My intent was to try and stay with Mauricio, but it was impossible. News flash: if you are a single lady looking to meet tall, muscular men by the droves, I have found the mother lode. Hundreds of them do these swims. When the horn blows and you start swimming, you are so tightly packed together that you have men on top of you, around you, and below you stroking the entire length of your leg or back. I know it’s unintentional, but still.
I have a theory about gender differences at the break out of races: men are clueless and women are feisty. Men lumber and have no problem with personal space issues. Women get pissed if someone is taking a stroke on top of them. I might be one of the worst- I really don’t like it. A number of times huge men flanked either side of me, boxing me in and I had no place to go. Claustrophobia sets in and panic signals shoot through my body. I think I am going to drown. I begin to elbow and kick dramatically—and they slowly galumph away—but I have just exerted a lot of energy to claim my spot. So, I should amend my statement, if you are a single woman and don’t mind drowning, this is it! But if you are a female swimmer and have no intention of meeting a man while racing a 6.5K in the Mediterranean, I advise you to swim at the outermost point of the mob.

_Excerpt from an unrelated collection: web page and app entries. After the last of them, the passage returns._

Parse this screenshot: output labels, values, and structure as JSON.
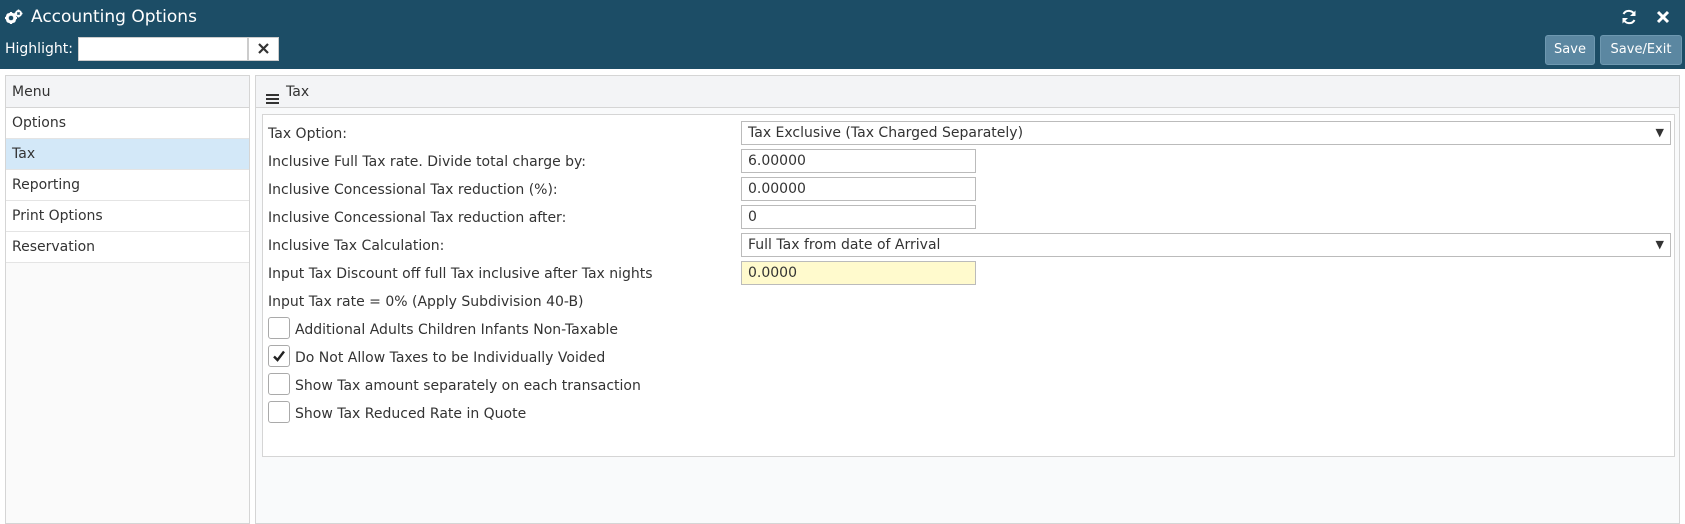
{
  "header": {
    "title": "Accounting Options",
    "app_icon": "cogs-icon",
    "highlight_label": "Highlight:",
    "highlight_value": "",
    "save_label": "Save",
    "save_exit_label": "Save/Exit",
    "accent_color": "#1c4d66"
  },
  "sidebar": {
    "heading": "Menu",
    "items": [
      {
        "label": "Options",
        "active": false
      },
      {
        "label": "Tax",
        "active": true
      },
      {
        "label": "Reporting",
        "active": false
      },
      {
        "label": "Print Options",
        "active": false
      },
      {
        "label": "Reservation",
        "active": false
      }
    ]
  },
  "main": {
    "heading": "Tax",
    "fields": {
      "tax_option": {
        "label": "Tax Option:",
        "value": "Tax Exclusive (Tax Charged Separately)"
      },
      "full_rate": {
        "label": "Inclusive Full Tax rate. Divide total charge by:",
        "value": "6.00000"
      },
      "concessional_reduction": {
        "label": "Inclusive Concessional Tax reduction (%):",
        "value": "0.00000"
      },
      "concessional_after": {
        "label": "Inclusive Concessional Tax reduction after:",
        "value": "0"
      },
      "tax_calculation": {
        "label": "Inclusive Tax Calculation:",
        "value": "Full Tax from date of Arrival"
      },
      "input_discount": {
        "label": "Input Tax Discount off full Tax inclusive after Tax nights",
        "value": "0.0000"
      }
    },
    "input_tax_note": "Input Tax rate = 0% (Apply Subdivision 40-B)",
    "checkboxes": [
      {
        "label": "Additional Adults Children Infants Non-Taxable",
        "checked": false
      },
      {
        "label": "Do Not Allow Taxes to be Individually Voided",
        "checked": true
      },
      {
        "label": "Show Tax amount separately on each transaction",
        "checked": false
      },
      {
        "label": "Show Tax Reduced Rate in Quote",
        "checked": false
      }
    ]
  }
}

The open water was absurdly wavy: a number of times I took a breath and saw the head of a fellow swimmer half a meter above or below me. In less wavy conditions- I see people in front or behind me! These conditions are horrible for keeping your orientation- it’s like the concept of “sea level” is awry. It’s also easy to take a breath and suck in a mouthful of salty water. My friend Elizabeth asked me about this the other day, so for a good 45 minutes while I swam I thought about how I avoid it. Now I think I know the secret: you open your mouth but don’t actually breathe in until you see that there isn’t a wall of water in your face.
When I wasn’t fighting for my spot or thinking about breathing techniques, I mainly thought about how cold I was and was mildly aware of the Rihanna song stuck on repeat in my brain: “We found love in a hopeless place.” Friends, I’m sharing with you a glimpse into the mind of a long distance swimmer: it’s a rattled mixture of not drowning, not freezing, not choking, and hopeless places… Ha!- as I write this, it reminds me of a sentence from that hilarious video—The Irish Sailing Commentary video— when he says the part about people watching “what is essentially a very, very boring sport indeed”.
At last we rounded the final bend and I could make out a watery white church in the distance. I put my head down and sprinted as hard as I could for the last 1000 meters. Boy, did I want to finish. I caught up with a guy and the two of us raced to the end- breathing every stroke in synch, pushing ourselves harder and harder until our hands hit the sand and we could finally put our bodies upright and run to the finish. And I was pretty darn happy with the results: I came in 2nd in the 40+ age group and 10th overall for women (out of 148) with a 1:43 finish—and there were 3 women from the Spanish Olympic Team! Mauricio came in before with a 1:41- an excellent time. The best part of it was what it did for my confidence. Little by little, my doubts about being able to cross the Straits are starting to fade.
My daughters loved my 2nd place throphy… and I was super proud of my oldest daughter who participated in Marnaton Kids!